Start of RECORD SET

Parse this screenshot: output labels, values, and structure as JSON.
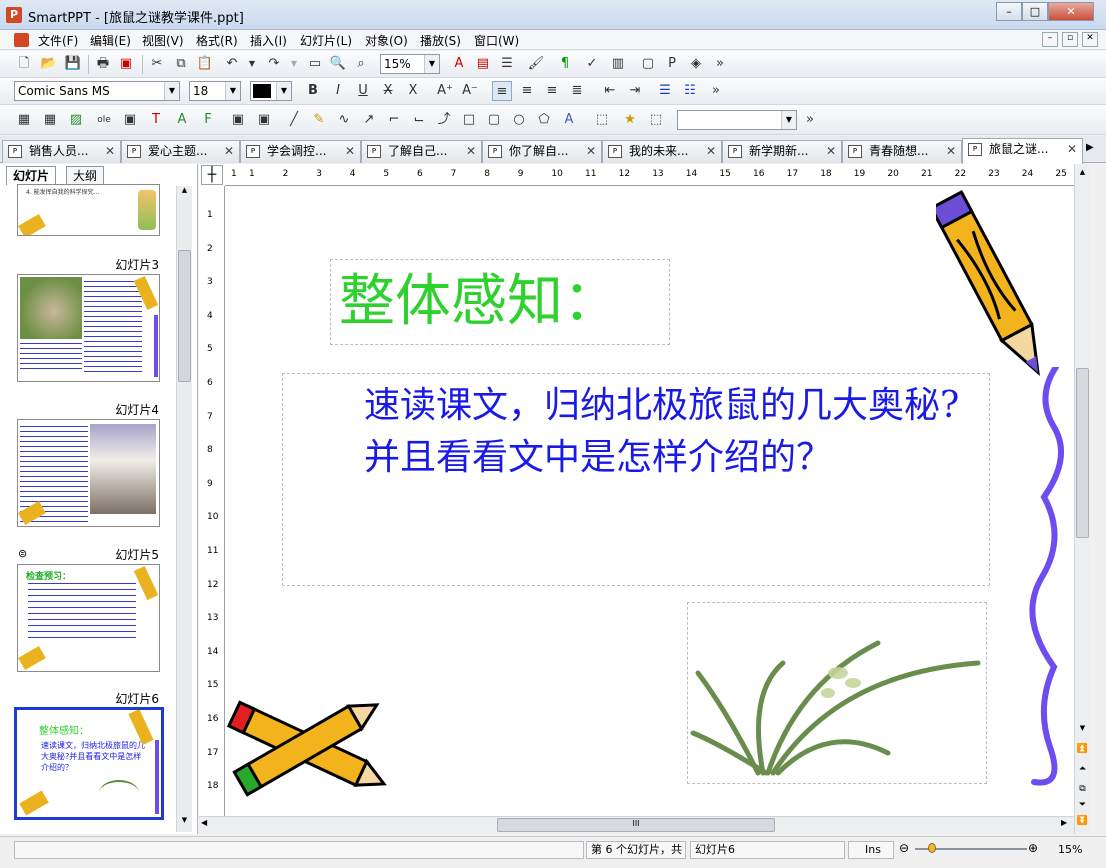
{
  "window": {
    "app": "SmartPPT",
    "title": "SmartPPT - [旅鼠之谜教学课件.ppt]",
    "minimize": "–",
    "maximize": "□",
    "close": "✕"
  },
  "menu": [
    "文件(F)",
    "编辑(E)",
    "视图(V)",
    "格式(R)",
    "插入(I)",
    "幻灯片(L)",
    "对象(O)",
    "播放(S)",
    "窗口(W)"
  ],
  "toolbar1": {
    "zoom": "15%",
    "more": "»"
  },
  "toolbar2": {
    "font": "Comic Sans MS",
    "size": "18",
    "more": "»"
  },
  "toolbar3": {
    "more": "»"
  },
  "tabs": [
    "销售人员...",
    "爱心主题...",
    "学会调控...",
    "了解自己...",
    "你了解自...",
    "我的未来...",
    "新学期新...",
    "青春随想...",
    "旅鼠之谜..."
  ],
  "panel": {
    "tab_slides": "幻灯片",
    "tab_outline": "大纲",
    "labels": [
      "幻灯片3",
      "幻灯片4",
      "幻灯片5",
      "幻灯片6"
    ],
    "thumb6_title": "整体感知：",
    "thumb6_body": "速读课文，归纳北极旅鼠的几大奥秘?并且看看文中是怎样介绍的？",
    "thumb5_title": "检查预习："
  },
  "ruler_h": [
    "1",
    "1",
    "2",
    "3",
    "4",
    "5",
    "6",
    "7",
    "8",
    "9",
    "10",
    "11",
    "12",
    "13",
    "14",
    "15",
    "16",
    "17",
    "18",
    "19",
    "20",
    "21",
    "22",
    "23",
    "24",
    "25"
  ],
  "ruler_v": [
    "1",
    "2",
    "3",
    "4",
    "5",
    "6",
    "7",
    "8",
    "9",
    "10",
    "11",
    "12",
    "13",
    "14",
    "15",
    "16",
    "17",
    "18"
  ],
  "slide": {
    "title": "整体感知：",
    "body": "速读课文，归纳北极旅鼠的几大奥秘?并且看看文中是怎样介绍的？",
    "title_color": "#2ed12e",
    "body_color": "#1a1ae6"
  },
  "status": {
    "slide_count": "第 6 个幻灯片，共",
    "slide_name": "幻灯片6",
    "mode": "Ins",
    "zoom": "15%"
  }
}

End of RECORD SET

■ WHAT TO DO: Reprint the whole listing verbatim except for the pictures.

■ THE COMPLETED TASK:
Parse this screenshot: output labels, values, and structure as JSON.
{
  "window": {
    "app": "SmartPPT",
    "title": "SmartPPT - [旅鼠之谜教学课件.ppt]",
    "minimize": "–",
    "maximize": "□",
    "close": "✕"
  },
  "menu": [
    "文件(F)",
    "编辑(E)",
    "视图(V)",
    "格式(R)",
    "插入(I)",
    "幻灯片(L)",
    "对象(O)",
    "播放(S)",
    "窗口(W)"
  ],
  "toolbar1": {
    "zoom": "15%",
    "more": "»"
  },
  "toolbar2": {
    "font": "Comic Sans MS",
    "size": "18",
    "more": "»"
  },
  "toolbar3": {
    "more": "»"
  },
  "tabs": [
    "销售人员...",
    "爱心主题...",
    "学会调控...",
    "了解自己...",
    "你了解自...",
    "我的未来...",
    "新学期新...",
    "青春随想...",
    "旅鼠之谜..."
  ],
  "panel": {
    "tab_slides": "幻灯片",
    "tab_outline": "大纲",
    "labels": [
      "幻灯片3",
      "幻灯片4",
      "幻灯片5",
      "幻灯片6"
    ],
    "thumb6_title": "整体感知：",
    "thumb6_body": "速读课文，归纳北极旅鼠的几大奥秘?并且看看文中是怎样介绍的？",
    "thumb5_title": "检查预习："
  },
  "ruler_h": [
    "1",
    "1",
    "2",
    "3",
    "4",
    "5",
    "6",
    "7",
    "8",
    "9",
    "10",
    "11",
    "12",
    "13",
    "14",
    "15",
    "16",
    "17",
    "18",
    "19",
    "20",
    "21",
    "22",
    "23",
    "24",
    "25"
  ],
  "ruler_v": [
    "1",
    "2",
    "3",
    "4",
    "5",
    "6",
    "7",
    "8",
    "9",
    "10",
    "11",
    "12",
    "13",
    "14",
    "15",
    "16",
    "17",
    "18"
  ],
  "slide": {
    "title": "整体感知：",
    "body": "速读课文，归纳北极旅鼠的几大奥秘?并且看看文中是怎样介绍的？",
    "title_color": "#2ed12e",
    "body_color": "#1a1ae6"
  },
  "status": {
    "slide_count": "第 6 个幻灯片，共",
    "slide_name": "幻灯片6",
    "mode": "Ins",
    "zoom": "15%"
  }
}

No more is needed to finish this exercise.